## [WHAT THE EXERCISE ASKS]
Below are records to write out again, exactly as they read.

Interface dataset entries
=== Begin Enclosure ===

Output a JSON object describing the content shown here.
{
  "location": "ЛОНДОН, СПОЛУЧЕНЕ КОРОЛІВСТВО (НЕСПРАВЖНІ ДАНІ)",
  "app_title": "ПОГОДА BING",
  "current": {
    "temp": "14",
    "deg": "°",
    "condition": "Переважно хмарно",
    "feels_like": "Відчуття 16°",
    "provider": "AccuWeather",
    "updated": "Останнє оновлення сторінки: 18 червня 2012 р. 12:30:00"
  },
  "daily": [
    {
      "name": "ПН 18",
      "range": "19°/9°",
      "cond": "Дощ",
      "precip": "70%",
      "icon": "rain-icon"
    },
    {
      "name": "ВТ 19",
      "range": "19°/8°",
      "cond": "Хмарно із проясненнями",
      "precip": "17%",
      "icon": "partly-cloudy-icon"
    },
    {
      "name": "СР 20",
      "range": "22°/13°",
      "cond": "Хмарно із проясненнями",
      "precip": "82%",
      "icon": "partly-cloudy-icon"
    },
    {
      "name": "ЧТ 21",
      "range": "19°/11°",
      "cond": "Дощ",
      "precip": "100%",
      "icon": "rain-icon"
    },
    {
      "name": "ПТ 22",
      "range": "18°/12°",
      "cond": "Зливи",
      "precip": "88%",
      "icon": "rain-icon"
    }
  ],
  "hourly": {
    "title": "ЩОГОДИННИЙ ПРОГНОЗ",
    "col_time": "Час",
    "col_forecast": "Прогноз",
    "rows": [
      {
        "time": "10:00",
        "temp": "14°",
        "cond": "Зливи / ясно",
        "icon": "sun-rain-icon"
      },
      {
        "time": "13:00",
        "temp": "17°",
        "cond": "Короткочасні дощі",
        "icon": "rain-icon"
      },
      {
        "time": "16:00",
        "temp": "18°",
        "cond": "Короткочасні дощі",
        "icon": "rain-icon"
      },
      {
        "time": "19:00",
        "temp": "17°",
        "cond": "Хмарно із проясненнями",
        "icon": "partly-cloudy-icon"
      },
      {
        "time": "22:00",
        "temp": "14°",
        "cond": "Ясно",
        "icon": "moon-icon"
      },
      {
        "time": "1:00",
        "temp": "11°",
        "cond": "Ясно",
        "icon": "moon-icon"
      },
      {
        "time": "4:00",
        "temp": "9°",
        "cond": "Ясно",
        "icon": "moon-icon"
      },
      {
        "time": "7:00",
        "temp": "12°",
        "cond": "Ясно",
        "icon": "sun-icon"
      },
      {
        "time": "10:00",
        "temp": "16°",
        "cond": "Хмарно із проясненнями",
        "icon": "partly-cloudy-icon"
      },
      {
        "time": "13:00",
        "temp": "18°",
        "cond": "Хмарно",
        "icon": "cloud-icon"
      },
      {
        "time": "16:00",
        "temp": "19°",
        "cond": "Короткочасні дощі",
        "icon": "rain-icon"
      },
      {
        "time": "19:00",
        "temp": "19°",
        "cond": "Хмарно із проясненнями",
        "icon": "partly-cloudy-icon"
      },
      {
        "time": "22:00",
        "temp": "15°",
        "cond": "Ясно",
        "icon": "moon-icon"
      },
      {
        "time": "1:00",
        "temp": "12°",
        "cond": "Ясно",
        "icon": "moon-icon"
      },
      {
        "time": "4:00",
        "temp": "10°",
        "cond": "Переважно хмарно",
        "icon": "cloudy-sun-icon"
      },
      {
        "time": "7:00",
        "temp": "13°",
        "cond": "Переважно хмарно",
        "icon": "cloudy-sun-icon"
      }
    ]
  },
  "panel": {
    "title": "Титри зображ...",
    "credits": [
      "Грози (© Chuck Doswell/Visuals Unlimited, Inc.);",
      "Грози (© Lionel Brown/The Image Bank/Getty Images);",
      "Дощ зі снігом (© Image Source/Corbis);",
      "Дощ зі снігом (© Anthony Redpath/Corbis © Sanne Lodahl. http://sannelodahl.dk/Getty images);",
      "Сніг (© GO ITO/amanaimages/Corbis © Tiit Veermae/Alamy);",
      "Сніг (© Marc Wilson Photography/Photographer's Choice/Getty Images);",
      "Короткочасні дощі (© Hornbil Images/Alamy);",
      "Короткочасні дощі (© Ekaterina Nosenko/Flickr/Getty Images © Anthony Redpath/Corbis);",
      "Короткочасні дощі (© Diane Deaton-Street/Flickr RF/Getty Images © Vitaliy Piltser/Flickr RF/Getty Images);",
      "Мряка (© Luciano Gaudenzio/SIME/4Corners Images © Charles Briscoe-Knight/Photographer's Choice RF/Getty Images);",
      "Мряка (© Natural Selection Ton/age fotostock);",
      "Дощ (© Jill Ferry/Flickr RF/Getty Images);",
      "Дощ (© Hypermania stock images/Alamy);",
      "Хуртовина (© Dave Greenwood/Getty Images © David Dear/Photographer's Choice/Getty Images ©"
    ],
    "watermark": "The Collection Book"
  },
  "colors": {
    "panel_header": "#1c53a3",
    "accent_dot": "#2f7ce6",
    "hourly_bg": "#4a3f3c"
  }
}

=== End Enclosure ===

## [RESPONSE TO THIS EXERCISE]
Output a JSON object describing the content shown here.
{
  "location": "ЛОНДОН, СПОЛУЧЕНЕ КОРОЛІВСТВО (НЕСПРАВЖНІ ДАНІ)",
  "app_title": "ПОГОДА BING",
  "current": {
    "temp": "14",
    "deg": "°",
    "condition": "Переважно хмарно",
    "feels_like": "Відчуття 16°",
    "provider": "AccuWeather",
    "updated": "Останнє оновлення сторінки: 18 червня 2012 р. 12:30:00"
  },
  "daily": [
    {
      "name": "ПН 18",
      "range": "19°/9°",
      "cond": "Дощ",
      "precip": "70%",
      "icon": "rain-icon"
    },
    {
      "name": "ВТ 19",
      "range": "19°/8°",
      "cond": "Хмарно із проясненнями",
      "precip": "17%",
      "icon": "partly-cloudy-icon"
    },
    {
      "name": "СР 20",
      "range": "22°/13°",
      "cond": "Хмарно із проясненнями",
      "precip": "82%",
      "icon": "partly-cloudy-icon"
    },
    {
      "name": "ЧТ 21",
      "range": "19°/11°",
      "cond": "Дощ",
      "precip": "100%",
      "icon": "rain-icon"
    },
    {
      "name": "ПТ 22",
      "range": "18°/12°",
      "cond": "Зливи",
      "precip": "88%",
      "icon": "rain-icon"
    }
  ],
  "hourly": {
    "title": "ЩОГОДИННИЙ ПРОГНОЗ",
    "col_time": "Час",
    "col_forecast": "Прогноз",
    "rows": [
      {
        "time": "10:00",
        "temp": "14°",
        "cond": "Зливи / ясно",
        "icon": "sun-rain-icon"
      },
      {
        "time": "13:00",
        "temp": "17°",
        "cond": "Короткочасні дощі",
        "icon": "rain-icon"
      },
      {
        "time": "16:00",
        "temp": "18°",
        "cond": "Короткочасні дощі",
        "icon": "rain-icon"
      },
      {
        "time": "19:00",
        "temp": "17°",
        "cond": "Хмарно із проясненнями",
        "icon": "partly-cloudy-icon"
      },
      {
        "time": "22:00",
        "temp": "14°",
        "cond": "Ясно",
        "icon": "moon-icon"
      },
      {
        "time": "1:00",
        "temp": "11°",
        "cond": "Ясно",
        "icon": "moon-icon"
      },
      {
        "time": "4:00",
        "temp": "9°",
        "cond": "Ясно",
        "icon": "moon-icon"
      },
      {
        "time": "7:00",
        "temp": "12°",
        "cond": "Ясно",
        "icon": "sun-icon"
      },
      {
        "time": "10:00",
        "temp": "16°",
        "cond": "Хмарно із проясненнями",
        "icon": "partly-cloudy-icon"
      },
      {
        "time": "13:00",
        "temp": "18°",
        "cond": "Хмарно",
        "icon": "cloud-icon"
      },
      {
        "time": "16:00",
        "temp": "19°",
        "cond": "Короткочасні дощі",
        "icon": "rain-icon"
      },
      {
        "time": "19:00",
        "temp": "19°",
        "cond": "Хмарно із проясненнями",
        "icon": "partly-cloudy-icon"
      },
      {
        "time": "22:00",
        "temp": "15°",
        "cond": "Ясно",
        "icon": "moon-icon"
      },
      {
        "time": "1:00",
        "temp": "12°",
        "cond": "Ясно",
        "icon": "moon-icon"
      },
      {
        "time": "4:00",
        "temp": "10°",
        "cond": "Переважно хмарно",
        "icon": "cloudy-sun-icon"
      },
      {
        "time": "7:00",
        "temp": "13°",
        "cond": "Переважно хмарно",
        "icon": "cloudy-sun-icon"
      }
    ]
  },
  "panel": {
    "title": "Титри зображ...",
    "credits": [
      "Грози (© Chuck Doswell/Visuals Unlimited, Inc.);",
      "Грози (© Lionel Brown/The Image Bank/Getty Images);",
      "Дощ зі снігом (© Image Source/Corbis);",
      "Дощ зі снігом (© Anthony Redpath/Corbis © Sanne Lodahl. http://sannelodahl.dk/Getty images);",
      "Сніг (© GO ITO/amanaimages/Corbis © Tiit Veermae/Alamy);",
      "Сніг (© Marc Wilson Photography/Photographer's Choice/Getty Images);",
      "Короткочасні дощі (© Hornbil Images/Alamy);",
      "Короткочасні дощі (© Ekaterina Nosenko/Flickr/Getty Images © Anthony Redpath/Corbis);",
      "Короткочасні дощі (© Diane Deaton-Street/Flickr RF/Getty Images © Vitaliy Piltser/Flickr RF/Getty Images);",
      "Мряка (© Luciano Gaudenzio/SIME/4Corners Images © Charles Briscoe-Knight/Photographer's Choice RF/Getty Images);",
      "Мряка (© Natural Selection Ton/age fotostock);",
      "Дощ (© Jill Ferry/Flickr RF/Getty Images);",
      "Дощ (© Hypermania stock images/Alamy);",
      "Хуртовина (© Dave Greenwood/Getty Images © David Dear/Photographer's Choice/Getty Images ©"
    ],
    "watermark": "The Collection Book"
  },
  "colors": {
    "panel_header": "#1c53a3",
    "accent_dot": "#2f7ce6",
    "hourly_bg": "#4a3f3c"
  }
}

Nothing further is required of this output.